Thinking back 30 years or so, Parrish speaks to how hurricane forecasting has changed the lives of people in the path of a big storm. “Consider Dorian. We flew into that storm every day, and it just got stronger and stronger, well into Category 5 territory. Dorian leveled Grand Bahama about 70 miles from West Palm Beach, yet we were quite secure telling people on the east coast of Florida no more than to watch out for heavy surf. With the kind of information and forecasting we had 30 years ago, we’d have been evacuating people to Chicago.”
Despite the human connection, Zawislak explains NOAA’s growing use of expendable unmanned aerial systems, especially to cover regions deemed too dangerous for manned aircraft. Zawislak says the drones are used primarily near the incredibly turbulent boundary layer—typically within 1,000 feet of the water’s surface—to measure the sea spray that can fly a few thousand feet back up from the surface. “Working in that area tells us how the ocean releases its energy into the atmosphere,” he says. “The data we can get from a one-hour drone flight here is invaluable. Because this area is subject to incredible turbulence, we’ll never fly the aircraft below 5,000 feet in a small storm or 8,000 feet in a major one.” The UAS released from the WP-3D has a 3-foot wingspan and weighs between 10 and 11 pounds. Despite their size, Zawislak says, “They handle turbulence pretty well.”

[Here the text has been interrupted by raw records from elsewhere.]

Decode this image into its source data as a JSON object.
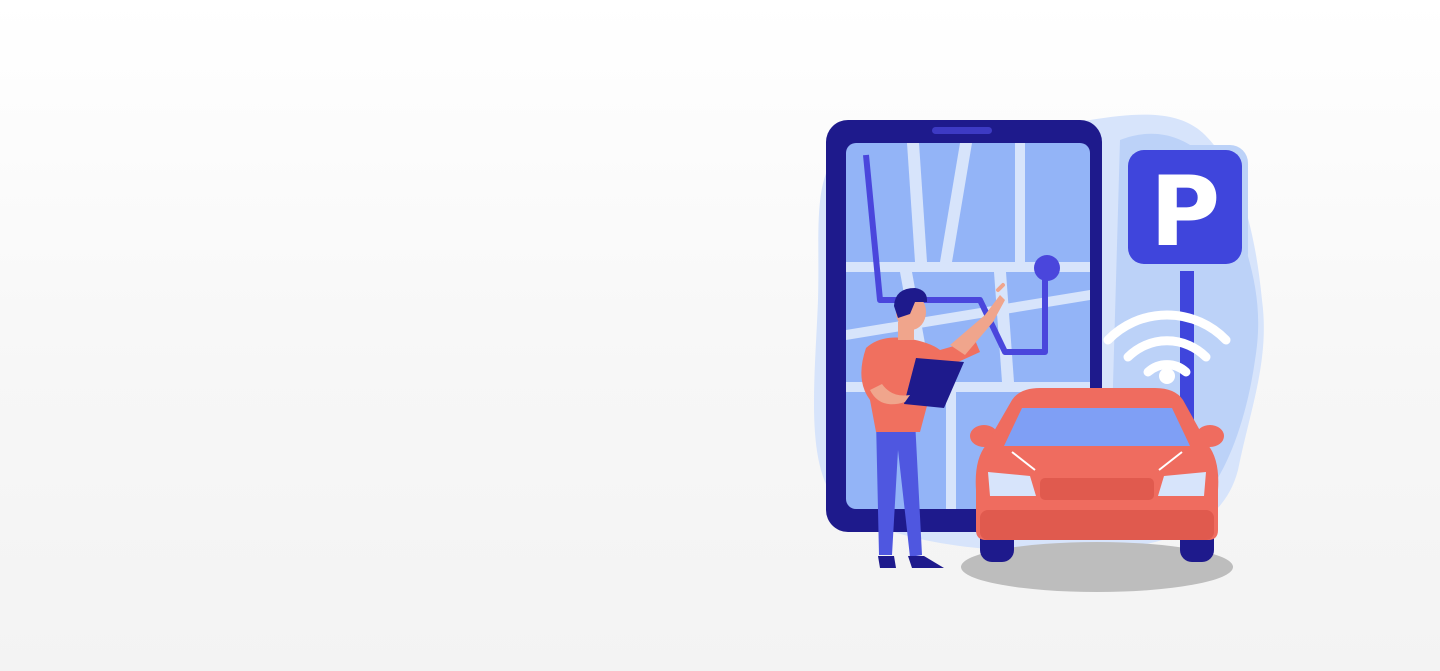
{
  "hero": {
    "illustration": {
      "theme": "smart-parking",
      "parking_sign_letter": "P",
      "icons": [
        "phone-map-icon",
        "parking-sign-icon",
        "wifi-signal-icon",
        "car-icon",
        "person-icon",
        "tablet-icon",
        "location-pin-icon"
      ]
    },
    "colors": {
      "background": "#f7f7f7",
      "phone_frame": "#1e1a8c",
      "map_screen": "#93b4f7",
      "map_road": "#d7e4fb",
      "route": "#4a46dc",
      "sign": "#3f45dc",
      "car": "#ef6c5f",
      "car_dark": "#e05a4e",
      "shirt": "#f0705f",
      "pants": "#4f57e0",
      "blob": "#bcd2f8",
      "shadow": "#bdbdbd"
    }
  }
}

Each April, Colorado State University’s well-known Department of Atmospheric Science releases its annual hurricane forecast. NOAA’s forecast appears a month or so later, just before the hurricane season begins, with updates once the season gets underway. For 2020, the university believes we will see “an above-average probability for major hurricanes making landfall along the continental United States coastline and in the Caribbean.” An extremely important side note warns: “As is the case with all hurricane seasons, coastal residents are reminded that it only takes one hurricane making landfall to make it an active season for those people. They should prepare the same for every season, regardless of how much activity is predicted.” Penn State’s Earth System Science Center predicts we’ll see 20 named storms, potentially making 2020 the most active hurricane season since 2010 and 2011.

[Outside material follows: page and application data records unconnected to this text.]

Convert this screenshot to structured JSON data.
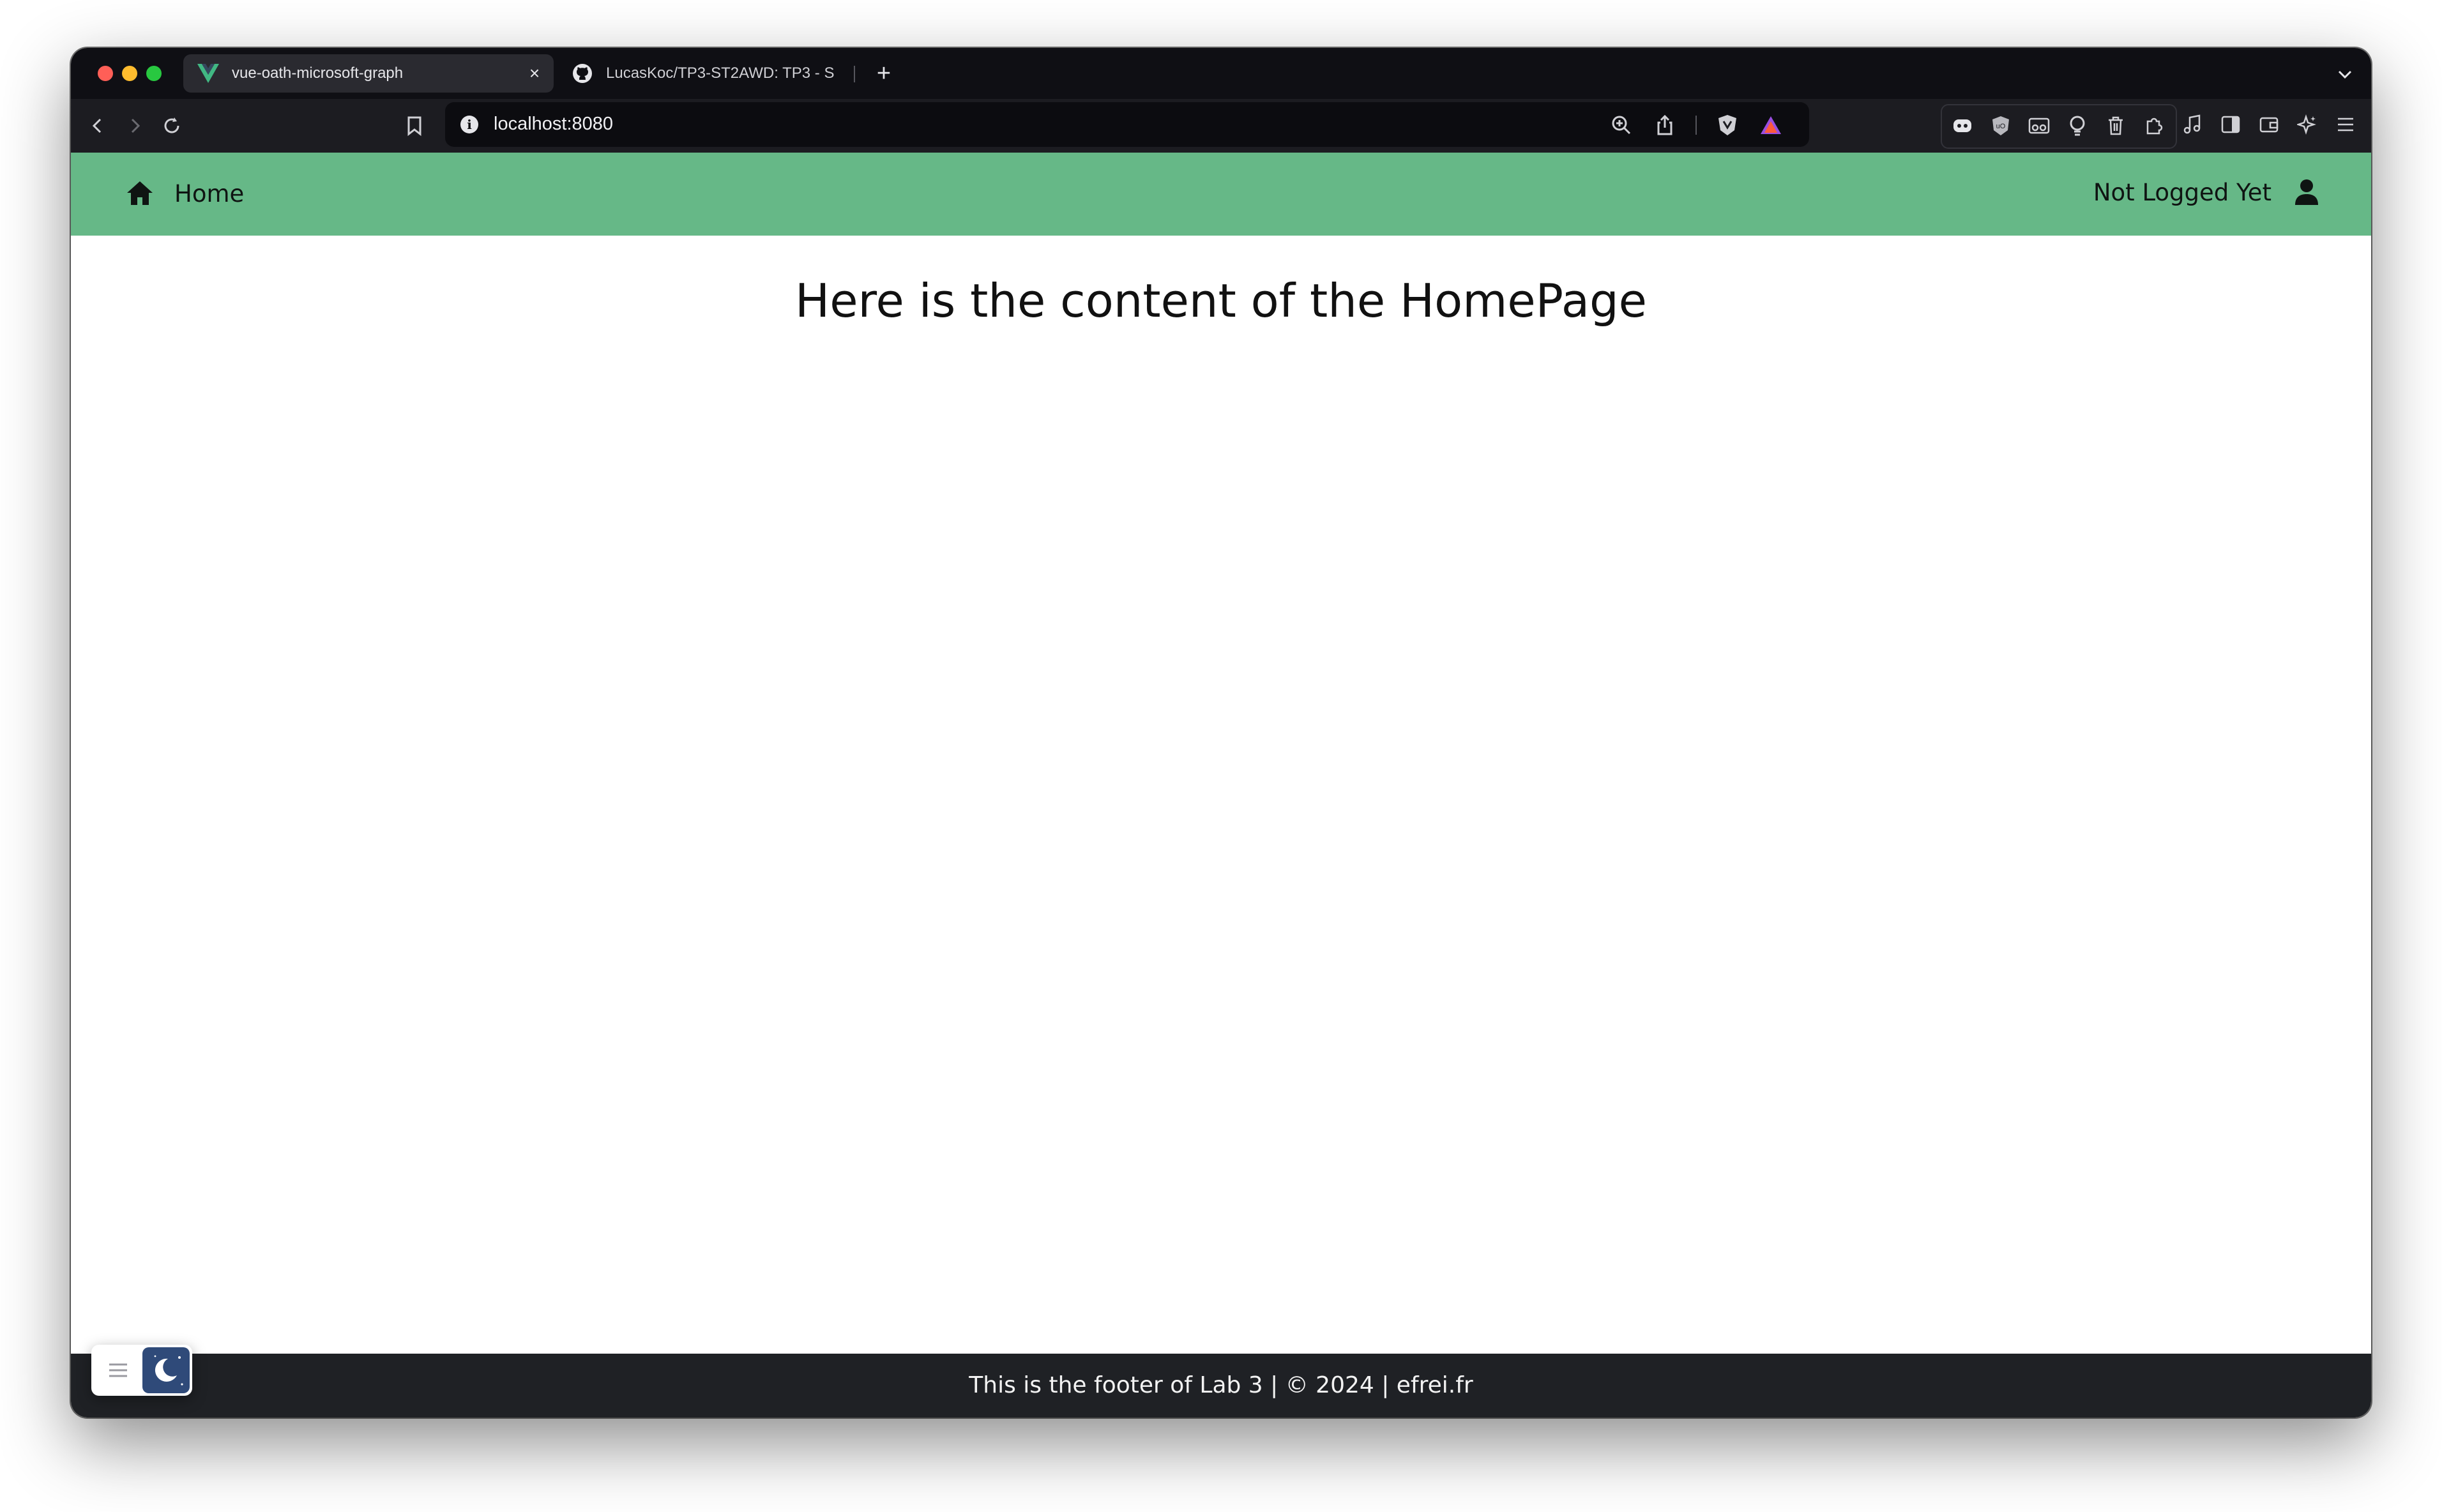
{
  "browser": {
    "tabs": [
      {
        "title": "vue-oath-microsoft-graph",
        "favicon": "vue-logo-icon",
        "active": true
      },
      {
        "title": "LucasKoc/TP3-ST2AWD: TP3 - S",
        "favicon": "github-icon",
        "active": false
      }
    ],
    "close_label": "×",
    "new_tab_label": "+",
    "address": "localhost:8080",
    "info_label": "i",
    "colors": {
      "tabbar": "#0f0f14",
      "toolbar": "#1c1c21",
      "urlbar": "#0c0c10"
    }
  },
  "navbar": {
    "home_label": "Home",
    "user_status": "Not Logged Yet",
    "color": "#66b887"
  },
  "main": {
    "heading": "Here is the content of the HomePage"
  },
  "footer": {
    "text": "This is the footer of Lab 3 | © 2024 | efrei.fr",
    "color": "#1f2125"
  },
  "widget": {
    "icons": [
      "menu-icon",
      "moon-icon"
    ],
    "accent": "#2f4a79"
  }
}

While Parrish and Zawislak find hurricane hunting exciting, their job gathering research and forecast data is also incredibly dangerous. Parrish amusingly says: “We often place aircraft too close to severe weather to be sensible. But then we must also get everyone back safely.” Before Parrish and I rang off during our interview, I asked if he’d ever seen a hurricane he didn’t want to fly into. Without a moment’s hesitation, he replied, “Pretty much all of them.”

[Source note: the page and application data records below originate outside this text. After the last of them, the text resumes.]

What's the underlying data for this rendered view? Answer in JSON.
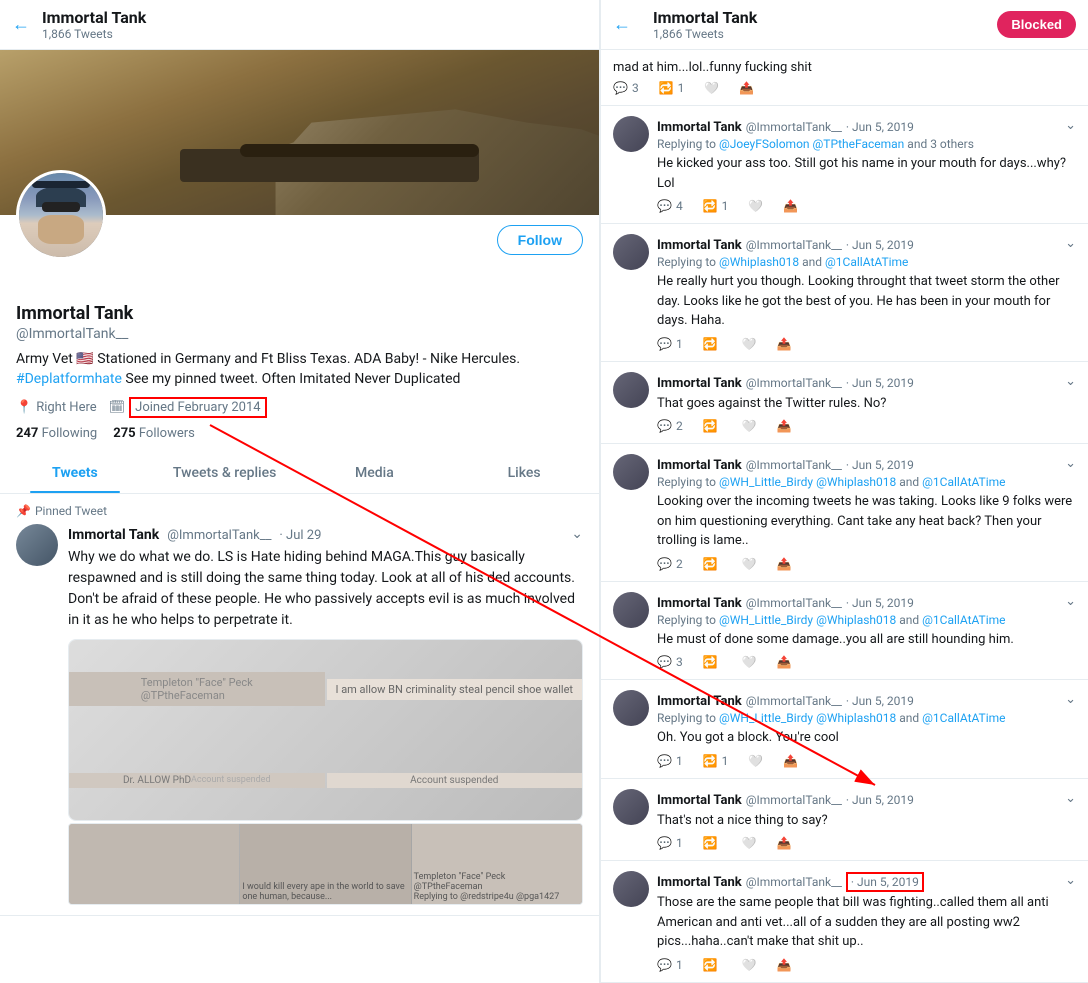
{
  "left": {
    "back_label": "←",
    "header": {
      "name": "Immortal Tank",
      "tweets_count": "1,866 Tweets"
    },
    "cover": "tank_cover",
    "avatar": "immortal_tank_avatar",
    "follow_label": "Follow",
    "profile": {
      "display_name": "Immortal Tank",
      "handle": "@ImmortalTank__",
      "bio": "Army Vet 🇺🇸 Stationed in Germany and Ft Bliss Texas. ADA Baby! - Nike Hercules. #Deplatformhate See my pinned tweet. Often Imitated Never Duplicated",
      "location": "Right Here",
      "joined": "Joined February 2014",
      "following_count": "247",
      "following_label": "Following",
      "followers_count": "275",
      "followers_label": "Followers"
    },
    "tabs": [
      {
        "label": "Tweets",
        "active": true
      },
      {
        "label": "Tweets & replies",
        "active": false
      },
      {
        "label": "Media",
        "active": false
      },
      {
        "label": "Likes",
        "active": false
      }
    ],
    "pinned_label": "Pinned Tweet",
    "pinned_tweet": {
      "author": "Immortal Tank",
      "handle": "@ImmortalTank__",
      "date": "· Jul 29",
      "text": "Why we do what we do. LS is Hate hiding behind MAGA.This guy basically respawned and is still doing the same thing today. Look at all of his ded accounts. Don't be afraid of these people. He who passively accepts evil is as much involved in it as he who helps to perpetrate it."
    }
  },
  "right": {
    "back_label": "←",
    "header": {
      "name": "Immortal Tank",
      "tweets_count": "1,866 Tweets"
    },
    "blocked_label": "Blocked",
    "top_text": "mad at him...lol..funny fucking shit",
    "top_actions": {
      "reply": "3",
      "retweet": "1",
      "like": "",
      "share": ""
    },
    "tweets": [
      {
        "author": "Immortal Tank",
        "handle": "@ImmortalTank__",
        "date": "Jun 5, 2019",
        "reply_to": "Replying to @JoeyFSolomon @TPtheFaceman and 3 others",
        "text": "He kicked your ass too. Still got his name in your mouth for days...why? Lol",
        "actions": {
          "reply": "4",
          "retweet": "1",
          "like": "",
          "share": ""
        }
      },
      {
        "author": "Immortal Tank",
        "handle": "@ImmortalTank__",
        "date": "Jun 5, 2019",
        "reply_to": "Replying to @Whiplash018 and @1CallAtATime",
        "text": "He really hurt you though. Looking throught that tweet storm the other day. Looks like he got the best of you. He has been in your mouth for days. Haha.",
        "actions": {
          "reply": "1",
          "retweet": "",
          "like": "",
          "share": ""
        }
      },
      {
        "author": "Immortal Tank",
        "handle": "@ImmortalTank__",
        "date": "Jun 5, 2019",
        "reply_to": null,
        "text": "That goes against the Twitter rules. No?",
        "actions": {
          "reply": "2",
          "retweet": "",
          "like": "",
          "share": ""
        }
      },
      {
        "author": "Immortal Tank",
        "handle": "@ImmortalTank__",
        "date": "Jun 5, 2019",
        "reply_to": "Replying to @WH_Little_Birdy @Whiplash018 and @1CallAtATime",
        "text": "Looking over the incoming tweets he was taking. Looks like 9 folks were on him questioning everything. Cant take any heat back? Then your trolling is lame..",
        "actions": {
          "reply": "2",
          "retweet": "",
          "like": "",
          "share": ""
        }
      },
      {
        "author": "Immortal Tank",
        "handle": "@ImmortalTank__",
        "date": "Jun 5, 2019",
        "reply_to": "Replying to @WH_Little_Birdy @Whiplash018 and @1CallAtATime",
        "text": "He must of done some damage..you all are still hounding him.",
        "actions": {
          "reply": "3",
          "retweet": "",
          "like": "",
          "share": ""
        }
      },
      {
        "author": "Immortal Tank",
        "handle": "@ImmortalTank__",
        "date": "Jun 5, 2019",
        "reply_to": "Replying to @WH_Little_Birdy @Whiplash018 and @1CallAtATime",
        "text": "Oh. You got a block. You're cool",
        "actions": {
          "reply": "1",
          "retweet": "1",
          "like": "",
          "share": ""
        }
      },
      {
        "author": "Immortal Tank",
        "handle": "@ImmortalTank__",
        "date": "Jun 5, 2019",
        "reply_to": null,
        "text": "That's not a nice thing to say?",
        "actions": {
          "reply": "1",
          "retweet": "",
          "like": "",
          "share": ""
        }
      },
      {
        "author": "Immortal Tank",
        "handle": "@ImmortalTank__",
        "date": "Jun 5, 2019",
        "date_annotated": true,
        "reply_to": null,
        "text": "Those are the same people that bill was fighting..called them all anti American and anti vet...all of a sudden they are all posting ww2 pics...haha..can't make that shit up..",
        "actions": {
          "reply": "1",
          "retweet": "",
          "like": "",
          "share": ""
        }
      }
    ]
  },
  "icons": {
    "back": "←",
    "pin": "📌",
    "location": "📍",
    "calendar": "🗓",
    "reply": "💬",
    "retweet": "🔁",
    "like": "🤍",
    "share": "📤",
    "chevron": "⌄"
  }
}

Follow the Hurricane Hunters: Important Updates for Pilots
NOAA Aircraft Operations Center is on Instagram: @FlyNOAA
NOAA National Hurricane Center is on Twitter and Facebook: @NHC_Atlantic
The Atlantic Oceanographic and Meteorological Laboratory Hurricane Research Division posts during and after hurricane missions on Twitter and Facebook: @HRD_AOML_NOAA
This story appeared in the June/July 2020 issue of Flying Magazine